Doug has spent much of his life in the field of numismatics; beginning collecting coins at the age of seven, and by the time he was 10 years old, buying and selling coins at conventions in the New York City area.
In 1989, he founded Douglas Winter Numismatics, and his firm specializes in buying and selling choice and rare US Gold coins, especially US gold coins and all branch mint material.
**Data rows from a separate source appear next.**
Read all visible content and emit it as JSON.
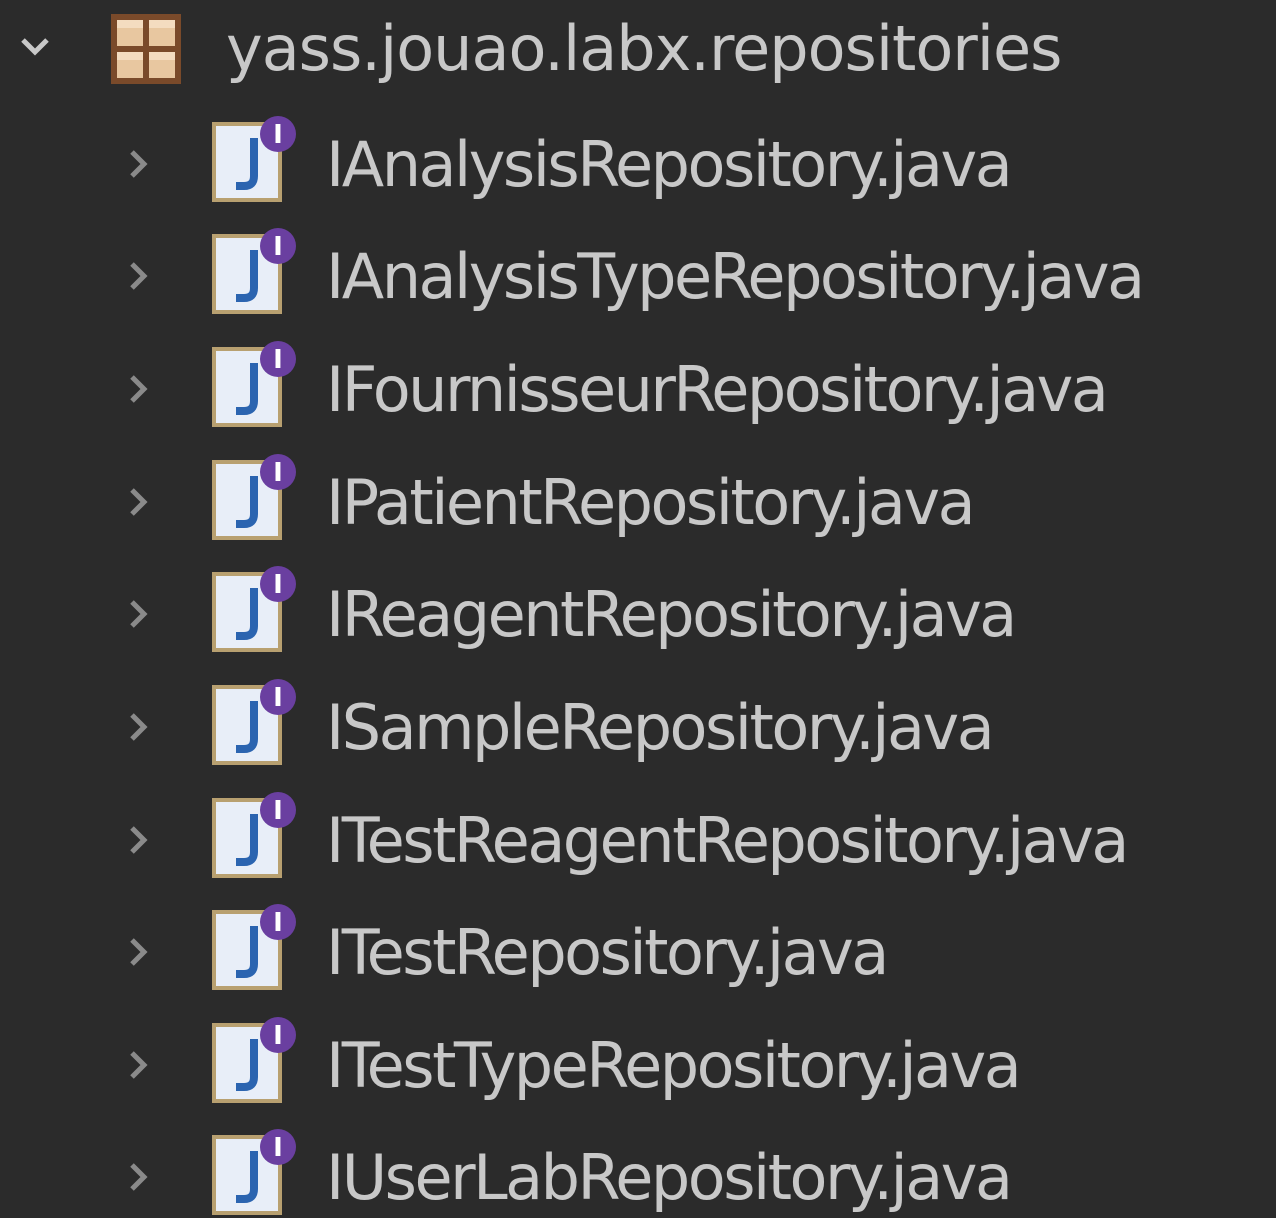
{
  "package": {
    "name": "yass.jouao.labx.repositories",
    "expanded": true,
    "icon": "package-icon"
  },
  "files": [
    {
      "label": "IAnalysisRepository.java",
      "icon": "java-interface-icon"
    },
    {
      "label": "IAnalysisTypeRepository.java",
      "icon": "java-interface-icon"
    },
    {
      "label": "IFournisseurRepository.java",
      "icon": "java-interface-icon"
    },
    {
      "label": "IPatientRepository.java",
      "icon": "java-interface-icon"
    },
    {
      "label": "IReagentRepository.java",
      "icon": "java-interface-icon"
    },
    {
      "label": "ISampleRepository.java",
      "icon": "java-interface-icon"
    },
    {
      "label": "ITestReagentRepository.java",
      "icon": "java-interface-icon"
    },
    {
      "label": "ITestRepository.java",
      "icon": "java-interface-icon"
    },
    {
      "label": "ITestTypeRepository.java",
      "icon": "java-interface-icon"
    },
    {
      "label": "IUserLabRepository.java",
      "icon": "java-interface-icon"
    }
  ],
  "colors": {
    "background": "#2b2b2b",
    "text": "#c8c8c8",
    "interface_badge": "#6a3fa0",
    "file_border": "#b8a070"
  }
}
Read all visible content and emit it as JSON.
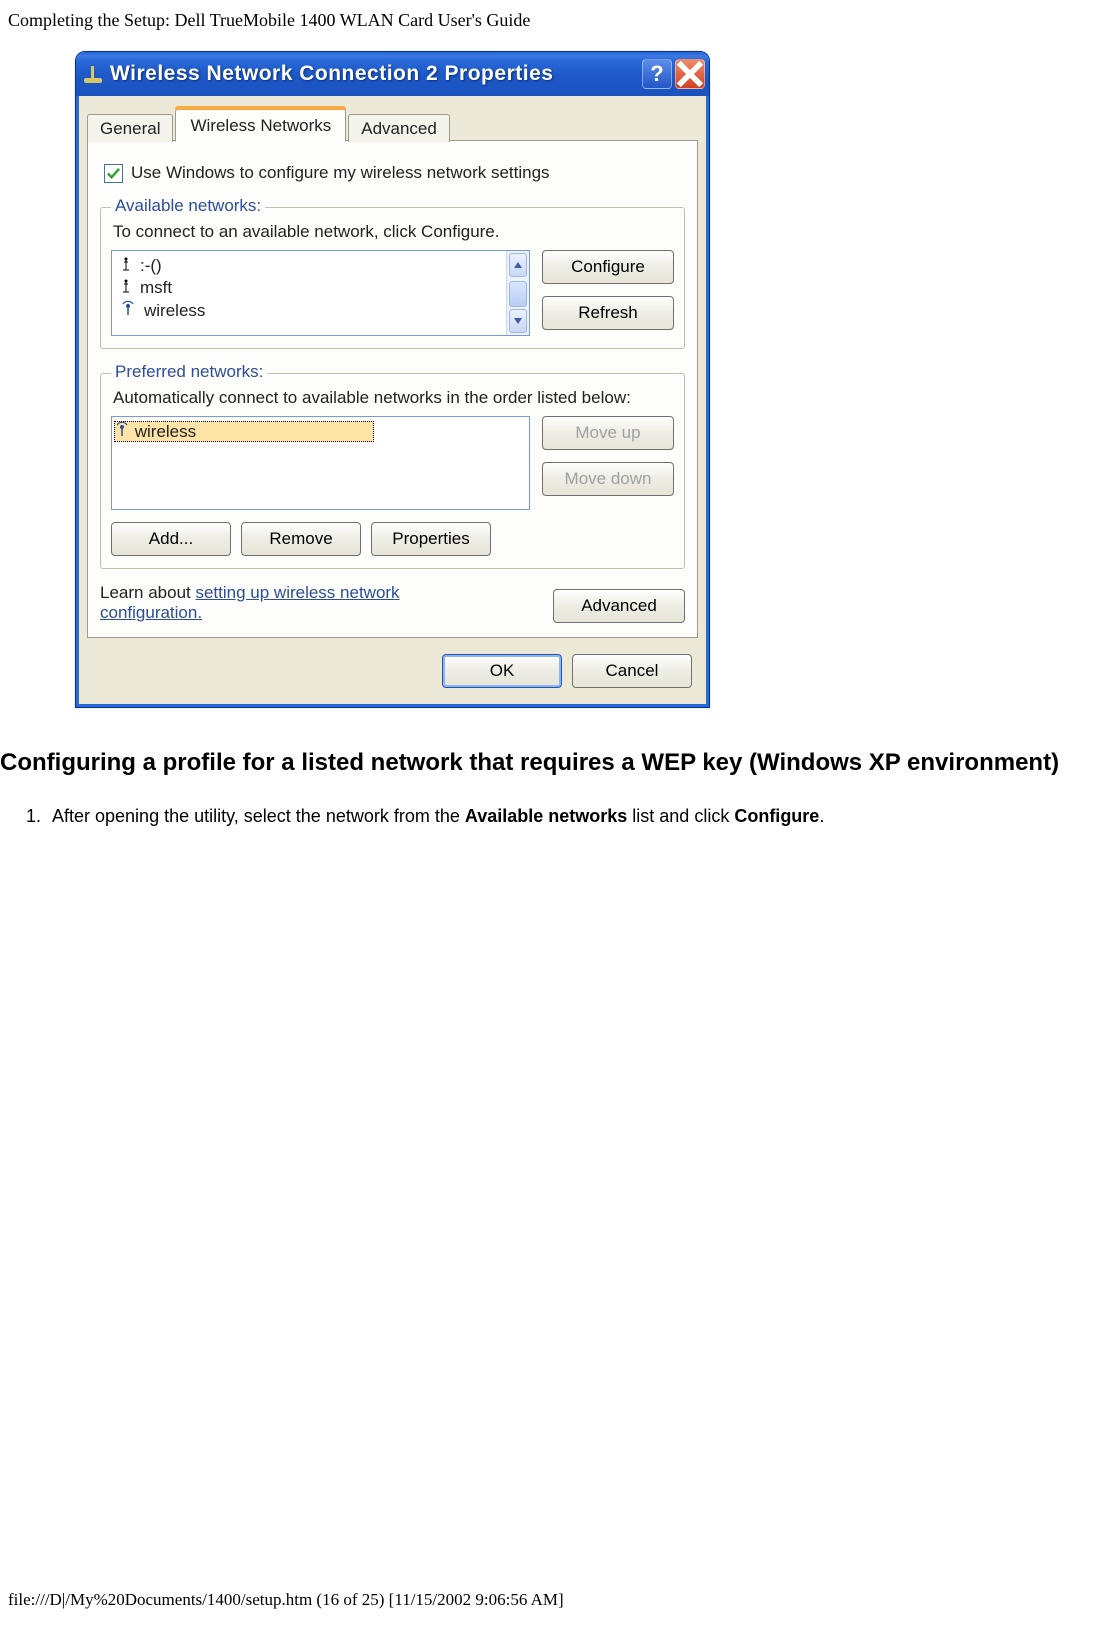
{
  "doc": {
    "header": "Completing the Setup: Dell TrueMobile 1400 WLAN Card User's Guide",
    "footer": "file:///D|/My%20Documents/1400/setup.htm (16 of 25) [11/15/2002 9:06:56 AM]",
    "heading": "Configuring a profile for a listed network that requires a WEP key (Windows XP environment)",
    "step1_prefix": "After opening the utility, select the network from the ",
    "step1_bold1": "Available networks",
    "step1_mid": " list and click ",
    "step1_bold2": "Configure",
    "step1_suffix": "."
  },
  "win": {
    "title": "Wireless Network Connection 2 Properties",
    "tabs": {
      "general": "General",
      "wireless": "Wireless Networks",
      "advanced": "Advanced"
    },
    "use_windows": "Use Windows to configure my wireless network settings",
    "available": {
      "title": "Available networks:",
      "desc": "To connect to an available network, click Configure.",
      "items": [
        ":-()",
        "msft",
        "wireless"
      ],
      "configure": "Configure",
      "refresh": "Refresh"
    },
    "preferred": {
      "title": "Preferred networks:",
      "desc": "Automatically connect to available networks in the order listed below:",
      "item": "wireless",
      "moveup": "Move up",
      "movedown": "Move down",
      "add": "Add...",
      "remove": "Remove",
      "properties": "Properties"
    },
    "learn_prefix": "Learn about ",
    "learn_link": "setting up wireless network configuration.",
    "adv_btn": "Advanced",
    "ok": "OK",
    "cancel": "Cancel"
  }
}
Recognized as one of the leading specialized numismatic firms, Doug is an award-winning author of over a dozen numismatic books and a recognized expert on US Gold. His knowledge and an exceptional eye for properly graded and original coins have made him one of the most respected figures in the numismatic community and a sought-after dealer by collectors and investors looking for professional personalized service, a select inventory of impeccable quality, and fair and honest pricing. Doug is also a major buyer of all US coins and is always looking to purchase collections both large and small. He can be reached at (214) 675-9897.
Doug has been a contributor to the Guidebook of United States Coins (also known as the “Red Book”) since 1983, Walter Breen’s Encyclopedia of United States and Colonial Coins, Q. David Bowers’ Encyclopedia of United States Silver Dollars and Andrew Pollock’s United States Pattern and Related Issues
In addition, he has authored 13 books on US Gold coins including:
- Gold Coins of the New Orleans Mint: 1839-1909
- Gold Coins of the Carson City Mint: 1870 – 1893
- Gold Coins of the Charlotte Mint: 1838-1861
- Gold Coins of the Dahlonega Mint 1838-1861
- The United States $3 Gold Pieces 1854-1889
- Carson City Gold Coinage 1870-1893: A Rarity and Condition Census Update
- An Insider’s Guide to Collecting Type One Double Eagles
- The Connoisseur’s Guide to United States Gold Coins
- A Collector’s Guide To Indian Head Quarter Eagles
- The Acadiana Collection of New Orleans Coinage
- Type Three Double Eagles, 1877-1907: A Numismatic History and Analysis
- Gold Coins of the Dahlonega Mint, 1838-1861: A Numismatic History and Analysis
- Type Two Double Eagles, 1866-1876: A Numismatic History and Analysis
Finally, Doug is a member of virtually every major numismatic organization, professional trade group and major coin association in the US.